April 12 - 1861 - The Battle of Fort Sumter
Fort Sumter was a possession of the military of the United States of America in Charleston Harbor, which made it an odd location after South Carolina seceded from the Union. Built to guard Charleston Harbor from a naval attack, the not quite finished fort was easy to attack from Charleston itself, which made its position under Major Robert Anderson rather precarious. Once Abraham Lincoln became President, efforts to hold onto the fort and resupplying it were ramped up. Yet neither side wanted to be the aggressor, and finally, after ill-fated supply missions, the Confederacy requested the surrender of Fort Sumter. After Anderson refused, his former West Point assistant, Confederate General Pierre Gustave Toutant Beauregard, opened fire on behalf of the CSA. After half a day of shelling, Anderson decided it was prudent to surrender. This very first battle of the Civil War saw no casualties, but it inaugurated actual warfare in the Civil War, sparking recruitment and enthusiasm for the war effort.

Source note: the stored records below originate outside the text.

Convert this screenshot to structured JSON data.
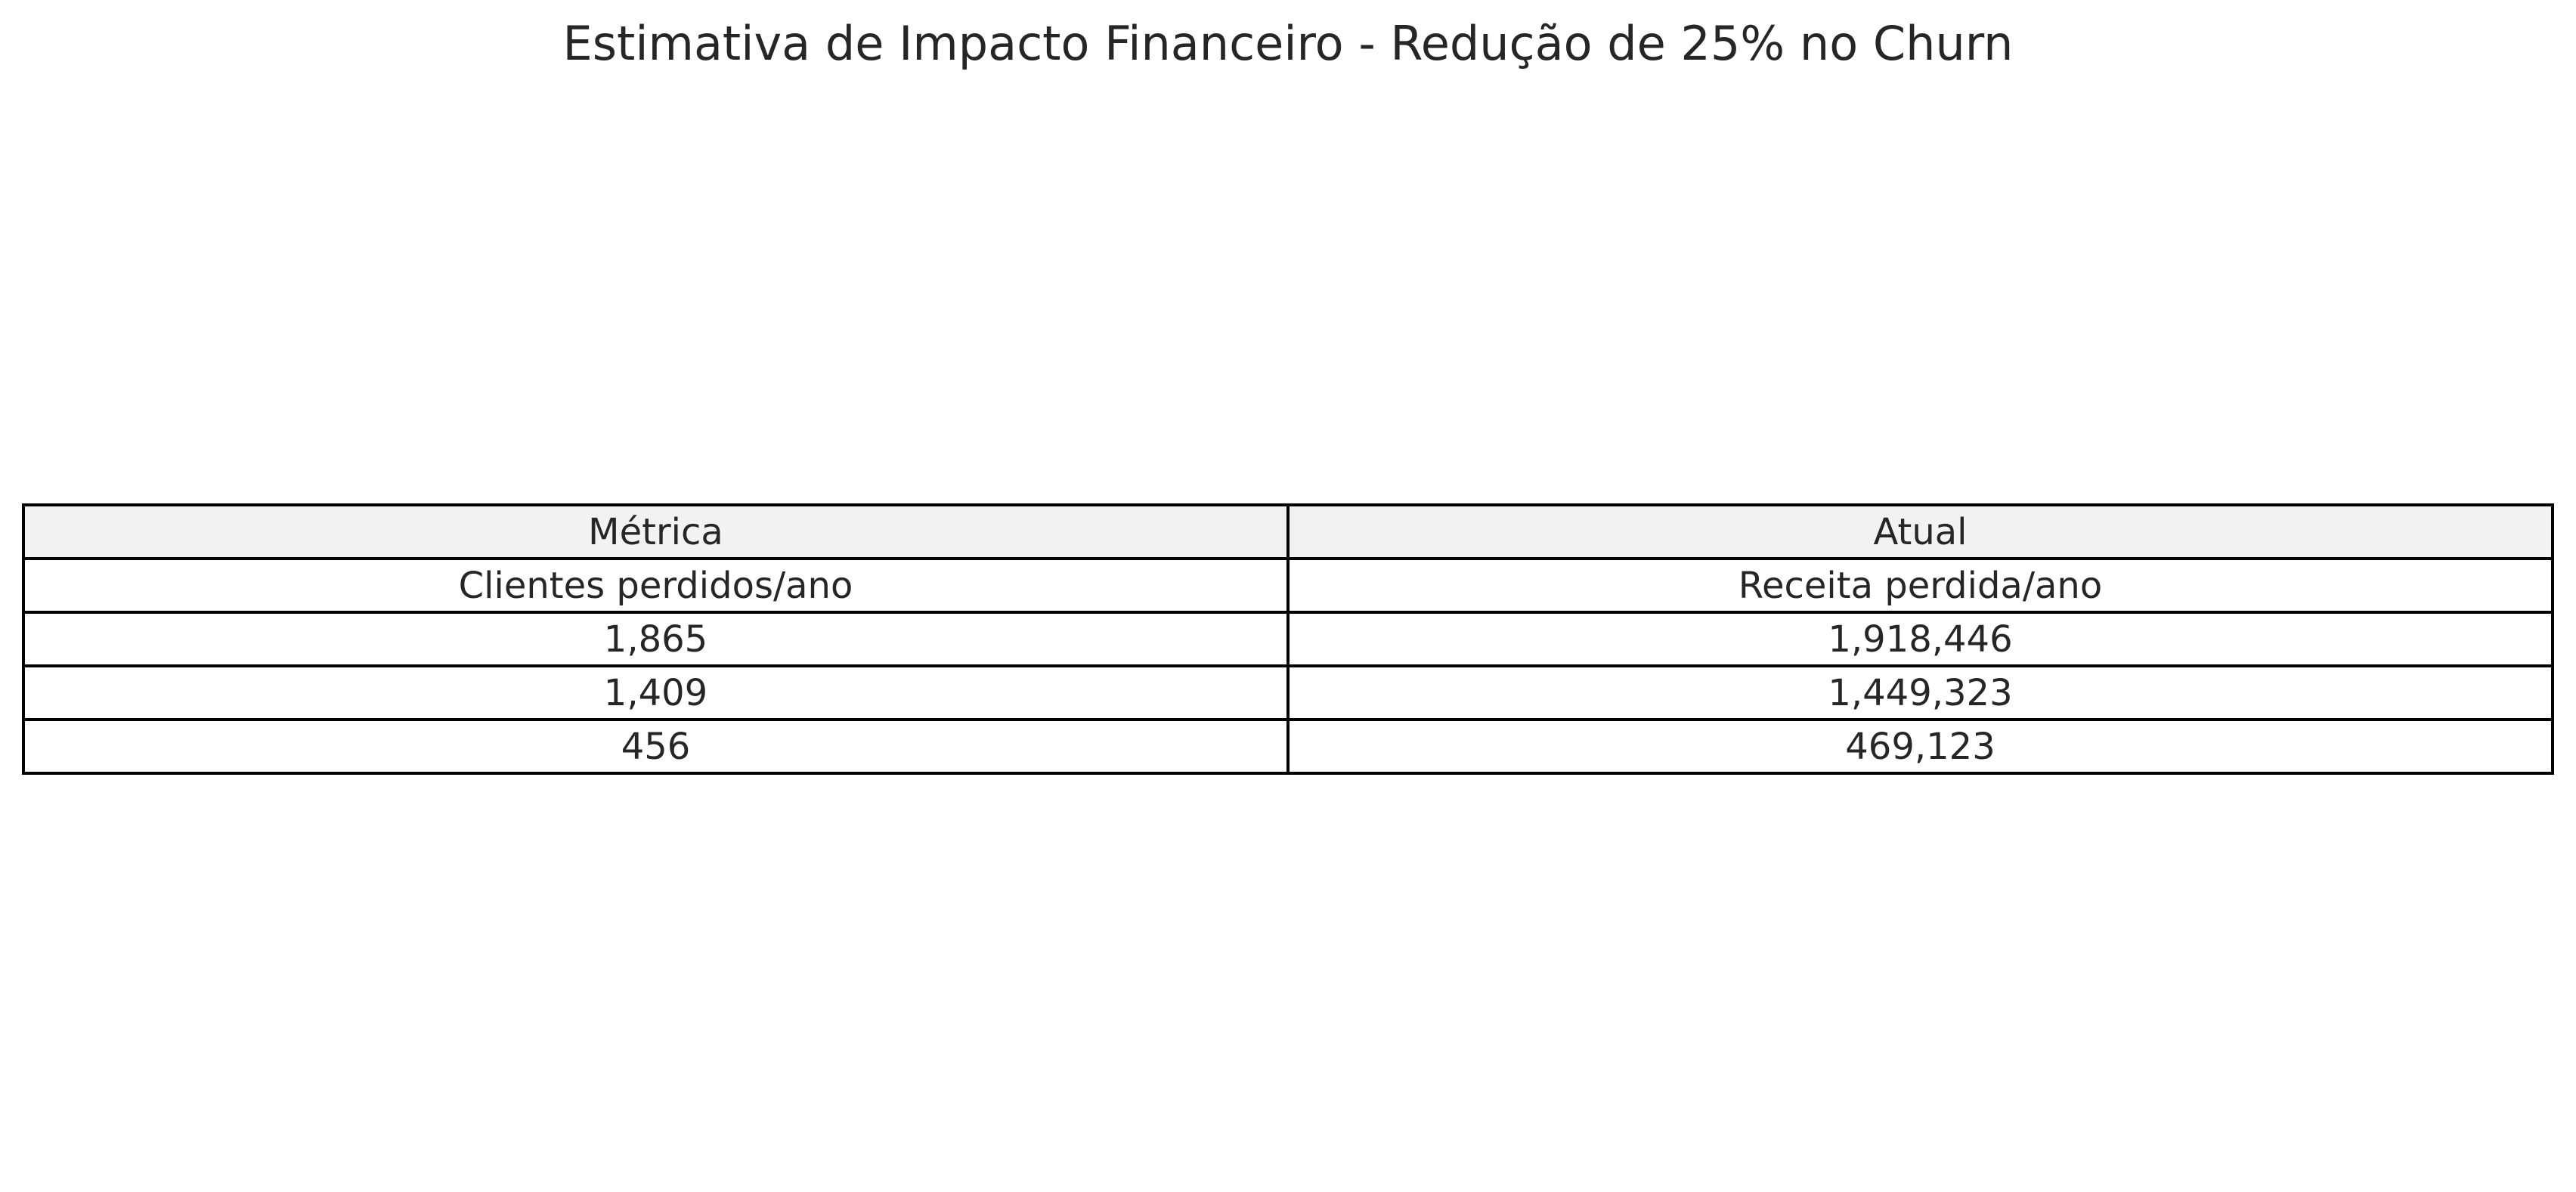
{
  "chart_data": {
    "type": "table",
    "title": "Estimativa de Impacto Financeiro - Redução de 25% no Churn",
    "columns": [
      "Métrica",
      "Atual"
    ],
    "rows": [
      [
        "Clientes perdidos/ano",
        "Receita perdida/ano"
      ],
      [
        "1,865",
        "1,918,446"
      ],
      [
        "1,409",
        "1,449,323"
      ],
      [
        "456",
        "469,123"
      ]
    ],
    "header_color": "#f2f2f2",
    "border_color": "#000000"
  }
}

Despite its small scale, Fort Sumter would clearly draw the lines in the American Civil War.